WORK INSTRUCTION =
In the entries below, find the lines with the word "laboratoire" and copy them.

[Opening RECORDS PROVIDED section]

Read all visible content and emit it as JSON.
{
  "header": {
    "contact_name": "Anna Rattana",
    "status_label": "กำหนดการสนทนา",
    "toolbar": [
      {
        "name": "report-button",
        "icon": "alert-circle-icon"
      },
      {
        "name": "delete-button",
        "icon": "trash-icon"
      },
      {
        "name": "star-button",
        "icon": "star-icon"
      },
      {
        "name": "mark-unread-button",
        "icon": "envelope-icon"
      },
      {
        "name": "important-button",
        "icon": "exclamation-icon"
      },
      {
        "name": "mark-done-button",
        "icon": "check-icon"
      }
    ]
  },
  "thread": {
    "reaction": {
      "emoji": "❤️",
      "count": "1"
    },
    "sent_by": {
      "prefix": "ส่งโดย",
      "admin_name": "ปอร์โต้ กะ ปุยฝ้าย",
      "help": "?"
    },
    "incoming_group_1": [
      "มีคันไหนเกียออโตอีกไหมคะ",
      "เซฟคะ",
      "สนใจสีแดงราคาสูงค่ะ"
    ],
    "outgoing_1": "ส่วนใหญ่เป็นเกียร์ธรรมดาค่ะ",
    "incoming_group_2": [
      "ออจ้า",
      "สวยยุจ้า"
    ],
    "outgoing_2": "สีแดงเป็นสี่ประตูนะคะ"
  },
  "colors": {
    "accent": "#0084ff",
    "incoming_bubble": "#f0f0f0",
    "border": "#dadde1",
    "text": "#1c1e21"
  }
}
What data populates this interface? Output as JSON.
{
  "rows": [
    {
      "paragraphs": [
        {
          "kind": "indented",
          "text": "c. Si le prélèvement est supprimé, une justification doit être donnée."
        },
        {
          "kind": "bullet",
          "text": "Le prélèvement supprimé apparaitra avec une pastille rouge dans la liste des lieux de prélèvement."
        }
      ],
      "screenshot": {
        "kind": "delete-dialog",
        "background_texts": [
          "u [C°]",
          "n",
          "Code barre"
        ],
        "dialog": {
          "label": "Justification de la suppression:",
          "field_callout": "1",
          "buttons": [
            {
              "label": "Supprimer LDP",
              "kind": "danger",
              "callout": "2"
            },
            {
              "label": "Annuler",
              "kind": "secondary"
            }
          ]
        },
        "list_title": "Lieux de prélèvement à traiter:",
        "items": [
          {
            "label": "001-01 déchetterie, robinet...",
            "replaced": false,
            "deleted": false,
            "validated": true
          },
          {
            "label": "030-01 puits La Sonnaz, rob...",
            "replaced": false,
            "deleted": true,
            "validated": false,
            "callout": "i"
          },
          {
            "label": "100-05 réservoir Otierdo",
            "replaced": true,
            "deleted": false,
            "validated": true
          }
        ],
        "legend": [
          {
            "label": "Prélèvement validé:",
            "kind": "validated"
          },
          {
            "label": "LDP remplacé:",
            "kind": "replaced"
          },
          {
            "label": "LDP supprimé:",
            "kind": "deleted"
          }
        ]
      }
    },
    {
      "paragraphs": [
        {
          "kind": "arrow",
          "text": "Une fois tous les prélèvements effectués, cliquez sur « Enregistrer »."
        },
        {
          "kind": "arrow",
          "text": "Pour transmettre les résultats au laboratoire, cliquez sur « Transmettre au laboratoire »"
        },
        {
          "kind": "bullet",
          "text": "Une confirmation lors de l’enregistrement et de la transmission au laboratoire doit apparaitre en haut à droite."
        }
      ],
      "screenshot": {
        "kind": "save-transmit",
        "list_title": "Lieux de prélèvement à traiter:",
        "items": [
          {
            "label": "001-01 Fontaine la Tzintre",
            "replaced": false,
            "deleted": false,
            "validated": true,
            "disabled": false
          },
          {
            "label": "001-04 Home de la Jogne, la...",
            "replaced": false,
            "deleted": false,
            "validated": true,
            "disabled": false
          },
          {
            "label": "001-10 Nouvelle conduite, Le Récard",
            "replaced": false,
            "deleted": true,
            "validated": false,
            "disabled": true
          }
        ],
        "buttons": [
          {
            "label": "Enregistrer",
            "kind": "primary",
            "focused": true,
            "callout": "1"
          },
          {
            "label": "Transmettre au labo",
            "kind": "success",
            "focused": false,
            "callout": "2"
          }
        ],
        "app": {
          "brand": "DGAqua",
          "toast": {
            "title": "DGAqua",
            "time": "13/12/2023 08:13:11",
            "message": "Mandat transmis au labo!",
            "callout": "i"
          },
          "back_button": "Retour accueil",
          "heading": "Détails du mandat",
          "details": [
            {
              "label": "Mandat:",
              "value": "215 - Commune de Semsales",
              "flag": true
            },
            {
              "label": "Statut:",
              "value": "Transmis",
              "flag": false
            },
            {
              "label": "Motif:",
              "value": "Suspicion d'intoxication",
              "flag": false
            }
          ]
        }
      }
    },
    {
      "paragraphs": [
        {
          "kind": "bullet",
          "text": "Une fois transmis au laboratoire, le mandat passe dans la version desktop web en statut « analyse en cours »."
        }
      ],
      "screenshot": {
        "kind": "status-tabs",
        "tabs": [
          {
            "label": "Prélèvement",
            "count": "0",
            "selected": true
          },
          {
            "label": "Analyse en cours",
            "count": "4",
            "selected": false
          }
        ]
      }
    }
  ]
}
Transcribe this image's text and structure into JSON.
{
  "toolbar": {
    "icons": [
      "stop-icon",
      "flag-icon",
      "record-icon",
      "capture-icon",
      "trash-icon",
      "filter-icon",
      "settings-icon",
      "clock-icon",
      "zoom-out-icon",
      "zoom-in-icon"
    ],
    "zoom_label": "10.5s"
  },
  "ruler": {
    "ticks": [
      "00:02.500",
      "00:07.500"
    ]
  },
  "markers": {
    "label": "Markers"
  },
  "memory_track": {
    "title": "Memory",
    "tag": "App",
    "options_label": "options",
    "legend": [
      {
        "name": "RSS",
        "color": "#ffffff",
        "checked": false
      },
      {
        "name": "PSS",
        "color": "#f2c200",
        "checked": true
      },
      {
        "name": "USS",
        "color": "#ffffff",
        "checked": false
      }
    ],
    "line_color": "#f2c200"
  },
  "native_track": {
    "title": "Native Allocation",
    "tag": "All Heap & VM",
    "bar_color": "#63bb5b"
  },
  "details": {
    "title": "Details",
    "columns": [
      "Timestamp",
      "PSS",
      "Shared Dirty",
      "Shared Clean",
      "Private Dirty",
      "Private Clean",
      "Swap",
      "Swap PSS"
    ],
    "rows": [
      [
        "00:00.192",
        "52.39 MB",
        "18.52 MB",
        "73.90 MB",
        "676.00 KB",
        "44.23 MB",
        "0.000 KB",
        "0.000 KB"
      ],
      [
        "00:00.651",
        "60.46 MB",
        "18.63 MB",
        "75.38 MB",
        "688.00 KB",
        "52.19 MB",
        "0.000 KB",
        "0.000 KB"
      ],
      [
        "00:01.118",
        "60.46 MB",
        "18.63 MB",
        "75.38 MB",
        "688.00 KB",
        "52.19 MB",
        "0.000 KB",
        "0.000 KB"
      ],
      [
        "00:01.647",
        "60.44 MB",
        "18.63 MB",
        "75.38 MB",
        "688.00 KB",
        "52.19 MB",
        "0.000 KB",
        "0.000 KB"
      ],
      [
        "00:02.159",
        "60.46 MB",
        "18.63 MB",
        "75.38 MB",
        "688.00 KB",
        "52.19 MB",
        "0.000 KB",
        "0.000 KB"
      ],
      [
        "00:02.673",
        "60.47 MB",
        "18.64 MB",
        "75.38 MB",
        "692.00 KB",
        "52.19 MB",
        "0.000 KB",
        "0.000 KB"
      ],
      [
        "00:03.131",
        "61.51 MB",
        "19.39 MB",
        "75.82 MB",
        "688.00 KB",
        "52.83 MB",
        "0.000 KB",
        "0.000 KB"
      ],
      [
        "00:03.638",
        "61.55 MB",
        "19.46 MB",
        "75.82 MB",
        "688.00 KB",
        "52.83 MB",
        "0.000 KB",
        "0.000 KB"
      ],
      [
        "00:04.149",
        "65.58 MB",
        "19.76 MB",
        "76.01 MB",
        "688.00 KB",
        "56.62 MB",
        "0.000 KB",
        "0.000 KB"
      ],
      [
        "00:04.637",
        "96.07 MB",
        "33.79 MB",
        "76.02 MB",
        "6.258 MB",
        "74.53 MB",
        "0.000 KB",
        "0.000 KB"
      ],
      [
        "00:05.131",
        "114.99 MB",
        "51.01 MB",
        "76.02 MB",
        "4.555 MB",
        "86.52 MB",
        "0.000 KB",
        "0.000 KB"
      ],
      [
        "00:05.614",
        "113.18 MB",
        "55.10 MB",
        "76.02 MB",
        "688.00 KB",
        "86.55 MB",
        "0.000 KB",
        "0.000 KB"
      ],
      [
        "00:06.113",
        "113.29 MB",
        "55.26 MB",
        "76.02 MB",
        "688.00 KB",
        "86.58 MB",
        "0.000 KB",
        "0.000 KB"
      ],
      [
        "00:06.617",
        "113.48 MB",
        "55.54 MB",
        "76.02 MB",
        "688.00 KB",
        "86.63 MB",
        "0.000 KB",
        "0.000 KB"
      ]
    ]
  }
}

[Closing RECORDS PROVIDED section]

TASK RESULT =
          "text": "Pour transmettre les résultats au laboratoire, cliquez sur « Transmettre au laboratoire »"
          "text": "Une confirmation lors de l’enregistrement et de la transmission au laboratoire doit apparaitre en haut à droite."
          "text": "Une fois transmis au laboratoire, le mandat passe dans la version desktop web en statut « analyse en cours »."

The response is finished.